Jackie Young Medcalf held the August meeting last Tuesday, and reviewed the significant material that had recently been released by the EPA. This is a series of reports, known as the 30% Remedial Design, numbering about 12 books and 30,000 or more pages.

Her review was from the viewpoint of how the toxic waste will be remediated, how it is characterized for disposal in a landfill, and how it will be safely disposed of and stored for perpetuity.

Jackie also reported that Gary Baumgarten of the Dallas EPA had made a presentation to the CAC, or Community Advisory Council via Zoom, to explain the details of the 30% Remedial Design.

One of the important revelations of the study, is that due to the toxic waste being deeper than originally assumed, much more material will have to be removed, and the project is now projected to take 7 years, instead of the original 2 to 3 years. The new quantity is calculated to be 210,000 cubic yards, 30% more than the original figure of 162,000 c.y.

Jackie reported that at the CAC meeting, they discussed various types of cofferdams that will be required to hold back the river and allow excavation of the toxic material. The also discussed that these will have to be very long, 70 to 100 feet, and most of that will be buried in the river bank. Installation of the cofferdam is expected to generate noise in the neighborhoods, and questions arise about whether the slopes will be destabilized, and will traffic on the I-10 highway be distracted by the noise and activity.

Baumgarten told the group that the material would be removed in trucks, not river barges, and over 10,000 truckloads would be required. Then the material would be transported to a licensed toxic waste landfill 100 miles away, perhaps near the Texas Louisiana border. Jackie questioned whether the material could be safely stored in perpetuity, and said that she didn’t want to move our problem to someone else.

Jackie also questioned not only the remediation details in the report, but the testing procedures and locations, and the acceptable levels of toxicity that will be left behind.

The RD said that the Sand Separation Area, adjacent to the North Impoundment, could be left unremediated to return to safe levels by “natural recovery, with monitoring.” Jackie said that tests of this area were not made in the right areas, and retests showed levels of toxicity at 3000 parts per trillion (ppt), 10 times the acceptable 300 ppt.

In the Northern Impoundment, the remediation level will be 30 ppt, but she said that some retests have shown a Dioxin known as TCDD to be as high as 96,000 ppt, and Furian as high as 200,000. She said these are not acceptable levels to be left behind.

The data is hard to analyze, she said, because there is so much. The Appendix C with lab reports is 21,000+ pages, and perhaps not complete at that. She pointed out a notation made by the consultant, GHD, that said some of the samples had been removed from the report, at the request of the PRP (Responsible Parties).

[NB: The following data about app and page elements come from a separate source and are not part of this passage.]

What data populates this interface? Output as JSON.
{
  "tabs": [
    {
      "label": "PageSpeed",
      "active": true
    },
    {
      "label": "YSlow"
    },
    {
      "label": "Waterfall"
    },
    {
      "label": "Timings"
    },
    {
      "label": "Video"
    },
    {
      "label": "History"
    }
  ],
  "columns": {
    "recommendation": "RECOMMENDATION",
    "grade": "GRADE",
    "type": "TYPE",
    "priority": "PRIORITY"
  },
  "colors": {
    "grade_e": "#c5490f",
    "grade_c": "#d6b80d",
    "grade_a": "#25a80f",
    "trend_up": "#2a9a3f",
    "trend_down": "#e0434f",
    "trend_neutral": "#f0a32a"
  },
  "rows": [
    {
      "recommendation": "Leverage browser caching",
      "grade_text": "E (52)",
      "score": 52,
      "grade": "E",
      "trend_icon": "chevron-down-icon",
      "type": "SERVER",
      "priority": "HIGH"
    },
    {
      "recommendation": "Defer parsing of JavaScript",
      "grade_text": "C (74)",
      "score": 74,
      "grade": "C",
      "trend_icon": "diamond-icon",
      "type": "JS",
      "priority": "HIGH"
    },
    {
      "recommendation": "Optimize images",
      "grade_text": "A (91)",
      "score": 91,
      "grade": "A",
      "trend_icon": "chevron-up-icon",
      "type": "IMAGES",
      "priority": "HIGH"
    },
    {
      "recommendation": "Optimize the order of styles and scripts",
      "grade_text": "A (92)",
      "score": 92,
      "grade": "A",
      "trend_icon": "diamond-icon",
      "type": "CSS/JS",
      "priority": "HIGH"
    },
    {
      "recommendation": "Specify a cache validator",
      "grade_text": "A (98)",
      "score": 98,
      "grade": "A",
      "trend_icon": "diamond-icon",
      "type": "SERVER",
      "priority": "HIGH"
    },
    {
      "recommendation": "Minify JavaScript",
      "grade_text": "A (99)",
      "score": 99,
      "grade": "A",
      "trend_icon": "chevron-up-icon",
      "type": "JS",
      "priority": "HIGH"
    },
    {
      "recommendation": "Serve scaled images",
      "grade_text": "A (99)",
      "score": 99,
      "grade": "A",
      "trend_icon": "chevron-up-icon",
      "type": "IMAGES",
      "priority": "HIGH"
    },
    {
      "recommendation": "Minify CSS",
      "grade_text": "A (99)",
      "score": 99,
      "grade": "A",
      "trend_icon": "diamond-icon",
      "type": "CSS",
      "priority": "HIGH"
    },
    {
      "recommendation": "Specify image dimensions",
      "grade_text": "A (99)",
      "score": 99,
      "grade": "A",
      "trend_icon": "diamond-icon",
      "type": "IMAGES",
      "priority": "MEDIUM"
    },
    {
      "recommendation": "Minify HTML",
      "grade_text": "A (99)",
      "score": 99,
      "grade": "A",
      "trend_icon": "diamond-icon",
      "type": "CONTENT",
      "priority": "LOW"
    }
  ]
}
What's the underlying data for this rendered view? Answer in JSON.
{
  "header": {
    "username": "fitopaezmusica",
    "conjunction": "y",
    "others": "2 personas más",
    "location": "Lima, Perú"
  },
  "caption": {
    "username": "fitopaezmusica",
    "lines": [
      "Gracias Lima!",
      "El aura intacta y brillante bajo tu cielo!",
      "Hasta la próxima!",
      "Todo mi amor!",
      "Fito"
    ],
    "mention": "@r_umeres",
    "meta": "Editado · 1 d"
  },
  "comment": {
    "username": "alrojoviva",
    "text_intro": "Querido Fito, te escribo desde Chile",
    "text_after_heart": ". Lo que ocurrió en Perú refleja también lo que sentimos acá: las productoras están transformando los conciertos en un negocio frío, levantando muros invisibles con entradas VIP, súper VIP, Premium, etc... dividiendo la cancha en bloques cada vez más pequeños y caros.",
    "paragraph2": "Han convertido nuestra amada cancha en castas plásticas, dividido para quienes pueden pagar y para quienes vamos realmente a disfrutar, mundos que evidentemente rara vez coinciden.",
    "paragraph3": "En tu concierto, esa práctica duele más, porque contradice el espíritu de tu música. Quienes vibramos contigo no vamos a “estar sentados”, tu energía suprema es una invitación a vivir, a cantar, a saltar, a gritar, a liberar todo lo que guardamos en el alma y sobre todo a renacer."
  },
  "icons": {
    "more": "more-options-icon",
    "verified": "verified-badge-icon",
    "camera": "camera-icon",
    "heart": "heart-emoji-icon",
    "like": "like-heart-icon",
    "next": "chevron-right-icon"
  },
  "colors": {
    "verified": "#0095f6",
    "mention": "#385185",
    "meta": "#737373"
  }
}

Jackie called for more transparency in the remediation reports and the process they represent, and perhaps the need for resampling and new criteria for allowable toxicity levels.

An example of less transparency is a “hot spot” in the Southern Impoundment that EPA does not plan to remediate, because it is outside their arbitrary site boundaries.